Jesus reminds us the season of Advent is a time for us to be awake and vigilant, so that we do not miss the presence of God all around us. St. Paul in his letter to the Thessalonians challenges us to make the love of God about allowing people to be more disposed to seeing God’s love in their own lives, by our witness. Perhaps most importantly, first reading reminds us that we have a God who is faithful in keeping promises. This promise of God’s love, however, is so important that we call it to mind each year less difficult events of our lives cause us to forget.

When we gather here each Sunday, it is a concrete reminder to one another about the power of God’s love. Over the course of this is liturgical year of grace, there will be times when we will, as powerful witnesses, be people convinced the eternal life God promises to each one of us. On other days, we might wonder whether or not God is present, and so we come to this church community seeking to be strengthened by the actions of God and the witness of one another, who witness to us the power of God’s faith.  and so we begin this year recognizing that we are called both to give the witness of faith and to receive the witness of faith.

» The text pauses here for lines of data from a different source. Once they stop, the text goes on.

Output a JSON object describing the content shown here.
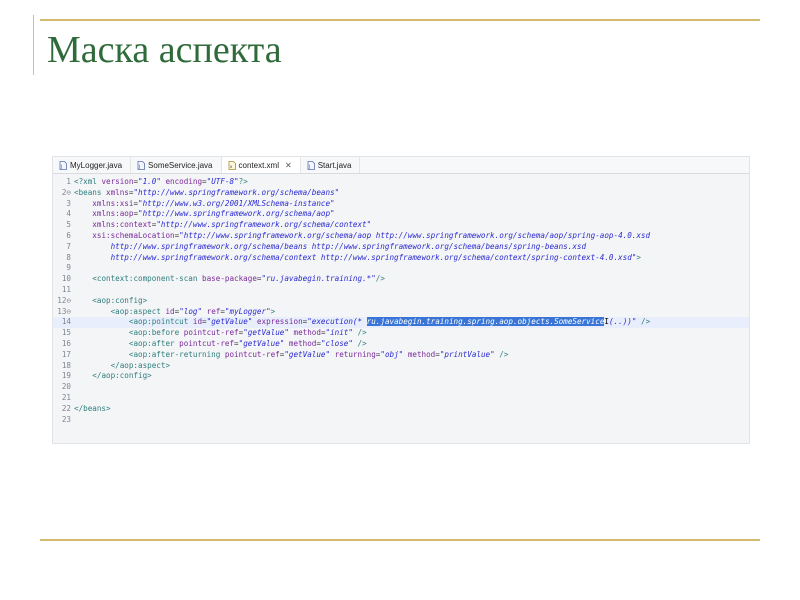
{
  "slide": {
    "title": "Маска аспекта"
  },
  "editor": {
    "tabs": [
      {
        "label": "MyLogger.java",
        "icon": "java-file-icon",
        "active": false,
        "closable": false
      },
      {
        "label": "SomeService.java",
        "icon": "java-file-icon",
        "active": false,
        "closable": false
      },
      {
        "label": "context.xml",
        "icon": "xml-file-icon",
        "active": true,
        "closable": true,
        "close": "✕"
      },
      {
        "label": "Start.java",
        "icon": "java-file-icon",
        "active": false,
        "closable": false
      }
    ],
    "lines": [
      {
        "n": "1",
        "fold": "",
        "segs": [
          [
            "tag",
            "<?xml "
          ],
          [
            "attr",
            "version"
          ],
          [
            "txt",
            "="
          ],
          [
            "val",
            "\"1.0\""
          ],
          [
            "txt",
            " "
          ],
          [
            "attr",
            "encoding"
          ],
          [
            "txt",
            "="
          ],
          [
            "val",
            "\"UTF-8\""
          ],
          [
            "tag",
            "?>"
          ]
        ]
      },
      {
        "n": "2",
        "fold": "⊖",
        "segs": [
          [
            "tag",
            "<beans "
          ],
          [
            "attr",
            "xmlns"
          ],
          [
            "txt",
            "="
          ],
          [
            "val",
            "\"http://www.springframework.org/schema/beans\""
          ]
        ]
      },
      {
        "n": "3",
        "fold": "",
        "segs": [
          [
            "txt",
            "    "
          ],
          [
            "attr",
            "xmlns:xsi"
          ],
          [
            "txt",
            "="
          ],
          [
            "val",
            "\"http://www.w3.org/2001/XMLSchema-instance\""
          ]
        ]
      },
      {
        "n": "4",
        "fold": "",
        "segs": [
          [
            "txt",
            "    "
          ],
          [
            "attr",
            "xmlns:aop"
          ],
          [
            "txt",
            "="
          ],
          [
            "val",
            "\"http://www.springframework.org/schema/aop\""
          ]
        ]
      },
      {
        "n": "5",
        "fold": "",
        "segs": [
          [
            "txt",
            "    "
          ],
          [
            "attr",
            "xmlns:context"
          ],
          [
            "txt",
            "="
          ],
          [
            "val",
            "\"http://www.springframework.org/schema/context\""
          ]
        ]
      },
      {
        "n": "6",
        "fold": "",
        "segs": [
          [
            "txt",
            "    "
          ],
          [
            "attr",
            "xsi:schemaLocation"
          ],
          [
            "txt",
            "="
          ],
          [
            "val",
            "\"http://www.springframework.org/schema/aop http://www.springframework.org/schema/aop/spring-aop-4.0.xsd"
          ]
        ]
      },
      {
        "n": "7",
        "fold": "",
        "segs": [
          [
            "val",
            "        http://www.springframework.org/schema/beans http://www.springframework.org/schema/beans/spring-beans.xsd"
          ]
        ]
      },
      {
        "n": "8",
        "fold": "",
        "segs": [
          [
            "val",
            "        http://www.springframework.org/schema/context http://www.springframework.org/schema/context/spring-context-4.0.xsd\""
          ],
          [
            "tag",
            ">"
          ]
        ]
      },
      {
        "n": "9",
        "fold": "",
        "segs": []
      },
      {
        "n": "10",
        "fold": "",
        "segs": [
          [
            "txt",
            "    "
          ],
          [
            "tag",
            "<context:component-scan "
          ],
          [
            "attr",
            "base-package"
          ],
          [
            "txt",
            "="
          ],
          [
            "val",
            "\"ru.javabegin.training.*\""
          ],
          [
            "tag",
            "/>"
          ]
        ]
      },
      {
        "n": "11",
        "fold": "",
        "segs": []
      },
      {
        "n": "12",
        "fold": "⊖",
        "segs": [
          [
            "txt",
            "    "
          ],
          [
            "tag",
            "<aop:config>"
          ]
        ]
      },
      {
        "n": "13",
        "fold": "⊖",
        "segs": [
          [
            "txt",
            "        "
          ],
          [
            "tag",
            "<aop:aspect "
          ],
          [
            "attr",
            "id"
          ],
          [
            "txt",
            "="
          ],
          [
            "val",
            "\"log\""
          ],
          [
            "txt",
            " "
          ],
          [
            "attr",
            "ref"
          ],
          [
            "txt",
            "="
          ],
          [
            "val",
            "\"myLogger\""
          ],
          [
            "tag",
            ">"
          ]
        ]
      },
      {
        "n": "14",
        "fold": "",
        "current": true,
        "segs": [
          [
            "txt",
            "            "
          ],
          [
            "tag",
            "<aop:pointcut "
          ],
          [
            "attr",
            "id"
          ],
          [
            "txt",
            "="
          ],
          [
            "val",
            "\"getValue\""
          ],
          [
            "txt",
            " "
          ],
          [
            "attr",
            "expression"
          ],
          [
            "txt",
            "="
          ],
          [
            "val",
            "\"execution(* "
          ],
          [
            "sel",
            "ru.javabegin.training.spring.aop.objects.SomeService"
          ],
          [
            "cursor",
            "I"
          ],
          [
            "val",
            "(..))\""
          ],
          [
            "tag",
            " />"
          ]
        ]
      },
      {
        "n": "15",
        "fold": "",
        "segs": [
          [
            "txt",
            "            "
          ],
          [
            "tag",
            "<aop:before "
          ],
          [
            "attr",
            "pointcut-ref"
          ],
          [
            "txt",
            "="
          ],
          [
            "val",
            "\"getValue\""
          ],
          [
            "txt",
            " "
          ],
          [
            "attr",
            "method"
          ],
          [
            "txt",
            "="
          ],
          [
            "val",
            "\"init\""
          ],
          [
            "tag",
            " />"
          ]
        ]
      },
      {
        "n": "16",
        "fold": "",
        "segs": [
          [
            "txt",
            "            "
          ],
          [
            "tag",
            "<aop:after "
          ],
          [
            "attr",
            "pointcut-ref"
          ],
          [
            "txt",
            "="
          ],
          [
            "val",
            "\"getValue\""
          ],
          [
            "txt",
            " "
          ],
          [
            "attr",
            "method"
          ],
          [
            "txt",
            "="
          ],
          [
            "val",
            "\"close\""
          ],
          [
            "tag",
            " />"
          ]
        ]
      },
      {
        "n": "17",
        "fold": "",
        "segs": [
          [
            "txt",
            "            "
          ],
          [
            "tag",
            "<aop:after-returning "
          ],
          [
            "attr",
            "pointcut-ref"
          ],
          [
            "txt",
            "="
          ],
          [
            "val",
            "\"getValue\""
          ],
          [
            "txt",
            " "
          ],
          [
            "attr",
            "returning"
          ],
          [
            "txt",
            "="
          ],
          [
            "val",
            "\"obj\""
          ],
          [
            "txt",
            " "
          ],
          [
            "attr",
            "method"
          ],
          [
            "txt",
            "="
          ],
          [
            "val",
            "\"printValue\""
          ],
          [
            "tag",
            " />"
          ]
        ]
      },
      {
        "n": "18",
        "fold": "",
        "segs": [
          [
            "txt",
            "        "
          ],
          [
            "tag",
            "</aop:aspect>"
          ]
        ]
      },
      {
        "n": "19",
        "fold": "",
        "segs": [
          [
            "txt",
            "    "
          ],
          [
            "tag",
            "</aop:config>"
          ]
        ]
      },
      {
        "n": "20",
        "fold": "",
        "segs": []
      },
      {
        "n": "21",
        "fold": "",
        "segs": []
      },
      {
        "n": "22",
        "fold": "",
        "segs": [
          [
            "tag",
            "</beans>"
          ]
        ]
      },
      {
        "n": "23",
        "fold": "",
        "segs": []
      }
    ]
  },
  "colors": {
    "title": "#2f6b3a",
    "rule": "#d7b96b",
    "selection": "#3875d7"
  }
}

More than anything else, this first Sunday of Advent reminds us of two different types of time. God makes both holy. In fact the Greeks had two words for our English word of time. But most of us think about when we hear the word time is signified by the Greek word chronos.  It is the type of time that is marked by watches and calendars.the Greeks understood that not all time to me signified in this way. But there are other moments in our lives that call for different accounting of time. We get a small glimpse of this when we say I cannot believe how fast time went by, as when a parent reflects on how quickly 18 years went by on the occasion of a high school graduation. God too, has a concept of time like this. It is best described as those times when God is ready, signified by the Greek word kairos.

The invitation of this first Sunday of Advent is for each one of us to seek the vigilance and awareness that enables us to experience most fully the presence of God in these moments of readiness. We pray this Sunday but our love may increase just as our awareness of God’s presence become stronger.